Entries from a dataset of interfaces
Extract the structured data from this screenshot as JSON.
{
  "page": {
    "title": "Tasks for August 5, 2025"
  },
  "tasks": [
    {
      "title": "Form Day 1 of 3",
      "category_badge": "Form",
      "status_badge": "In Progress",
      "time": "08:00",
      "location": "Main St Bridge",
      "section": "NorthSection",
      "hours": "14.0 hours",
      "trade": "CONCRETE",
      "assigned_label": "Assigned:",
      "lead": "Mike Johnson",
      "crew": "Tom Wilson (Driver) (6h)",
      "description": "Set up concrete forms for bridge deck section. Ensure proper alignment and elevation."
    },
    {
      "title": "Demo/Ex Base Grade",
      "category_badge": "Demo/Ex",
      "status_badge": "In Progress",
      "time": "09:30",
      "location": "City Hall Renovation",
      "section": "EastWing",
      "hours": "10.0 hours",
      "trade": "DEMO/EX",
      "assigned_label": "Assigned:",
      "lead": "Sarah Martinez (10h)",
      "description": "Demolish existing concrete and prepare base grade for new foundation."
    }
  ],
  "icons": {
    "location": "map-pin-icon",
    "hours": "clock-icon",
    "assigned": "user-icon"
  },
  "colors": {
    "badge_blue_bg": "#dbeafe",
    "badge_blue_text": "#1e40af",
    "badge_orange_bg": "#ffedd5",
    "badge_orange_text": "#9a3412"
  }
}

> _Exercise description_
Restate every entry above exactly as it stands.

> _Reply to the task_
Extract the structured data from this screenshot as JSON.
{
  "page": {
    "title": "Tasks for August 5, 2025"
  },
  "tasks": [
    {
      "title": "Form Day 1 of 3",
      "category_badge": "Form",
      "status_badge": "In Progress",
      "time": "08:00",
      "location": "Main St Bridge",
      "section": "NorthSection",
      "hours": "14.0 hours",
      "trade": "CONCRETE",
      "assigned_label": "Assigned:",
      "lead": "Mike Johnson",
      "crew": "Tom Wilson (Driver) (6h)",
      "description": "Set up concrete forms for bridge deck section. Ensure proper alignment and elevation."
    },
    {
      "title": "Demo/Ex Base Grade",
      "category_badge": "Demo/Ex",
      "status_badge": "In Progress",
      "time": "09:30",
      "location": "City Hall Renovation",
      "section": "EastWing",
      "hours": "10.0 hours",
      "trade": "DEMO/EX",
      "assigned_label": "Assigned:",
      "lead": "Sarah Martinez (10h)",
      "description": "Demolish existing concrete and prepare base grade for new foundation."
    }
  ],
  "icons": {
    "location": "map-pin-icon",
    "hours": "clock-icon",
    "assigned": "user-icon"
  },
  "colors": {
    "badge_blue_bg": "#dbeafe",
    "badge_blue_text": "#1e40af",
    "badge_orange_bg": "#ffedd5",
    "badge_orange_text": "#9a3412"
  }
}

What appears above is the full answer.